The stories related to this towns cursed past began to surface in the 1970s and took off with the publication of an article in the magazine Mundo Desconocido, a monthly publication that dealt with the paranormal and extraterrestrial. Within this article the telling of UFO sightings and persistent paranormal activity was uncovered as well as a telling of biblical plagues that affected this tiny hamlet through the years creating the basis for future misery and strange occurrences.
The story of a missing person from a neighboring village in Ochate in 1973 while on his way to plow his field along with farm animals mysteriously disappearing made the news around this time. Also there have been reports of lights that have been seen originating from the village at night and not just from the village.
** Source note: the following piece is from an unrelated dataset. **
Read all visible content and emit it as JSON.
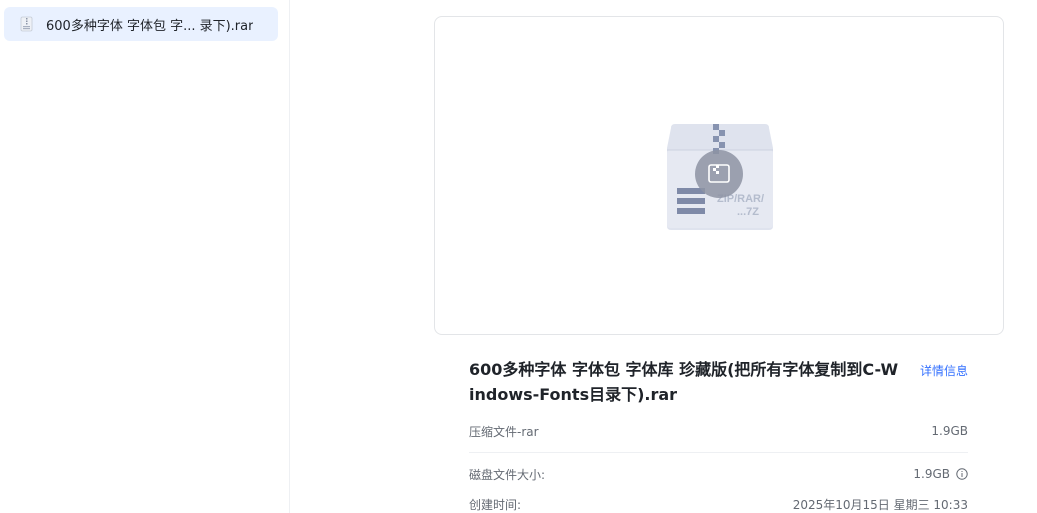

These lights have been found to originate from stone sarcophagi that are buried in the ground around the village that today lay empty and visible to the intrepid visitor.
Numerous other stories of happenings related to the supernatural have circulated among the curious. Iker Jimenez, the famous Spanish reporter of all things strange wrote:
I have to recognize that, with night having fallen over us, I was shaken to my bones when I heard those recorded voices (from Ochate) from January and June of 1987. The first was the scream of a little girl saying "Pandora!" Or maybe it was the voice that yelled "kampora" which in Basque means get out. This was voice was recorded inside of the bell tower and with total clarity that it was truly chilling. There was another voice recorded in the same place but higher up and has left in the air various questions. This last voice was that of a woman who in a lamentable and hoarse tone said: "Why is the door still open?"
Enigmas Sin Resolver I, Vol.I
It has been speculated that door refers to a door to other dimensions that the researcher, Alberto Fernandez, was trying to uncover. Unfortunately, and for reasons not explained, this researcher took his life on one of his visits to Ochate. The idea that this village is some kind of portal is also reinforced by the towns own name. In Basque, Otxate means Puerta de Lobos (The Wolves' Door) and Ochate means Puerta de Gog (The Door of Gog), Gog being a biblical figure associated with the powers of evil in the Book of Revelations.
There have been numerous groups of researches coming to Ochate over the last 40 years trying to unravel the mystery surrounding the once humble-turned-cursed village. One thing for sure is that this is a place with many stories to tell all within a region that is only 10 miles from Vitoria, the capital of Spanish Basque country, yet a world away. If you want to visit Ochate, you will need some good walking shoes since this village doesn't have access by road. You can park in the nearby village of Imíruri and walk a little more than a mile to the remains of Ochate. There you will find the remains of the church and the foundations and some remaining walls of what were once the houses and barns of the people that lived here. There is also the remains of a hermitage on a bluff overlooking Ochate that is also worth a visit. But don't forget a flashlight and camera, just in case…
Why don't you tell us about your favorite ghost town?
Alberto Aragunde: Ochate. Un pueblo de leyenda desde el aire.
Keywords: basque country,ghost towns,halloween stories,abandoned cities,halloween story,spanish ghost stories,ochate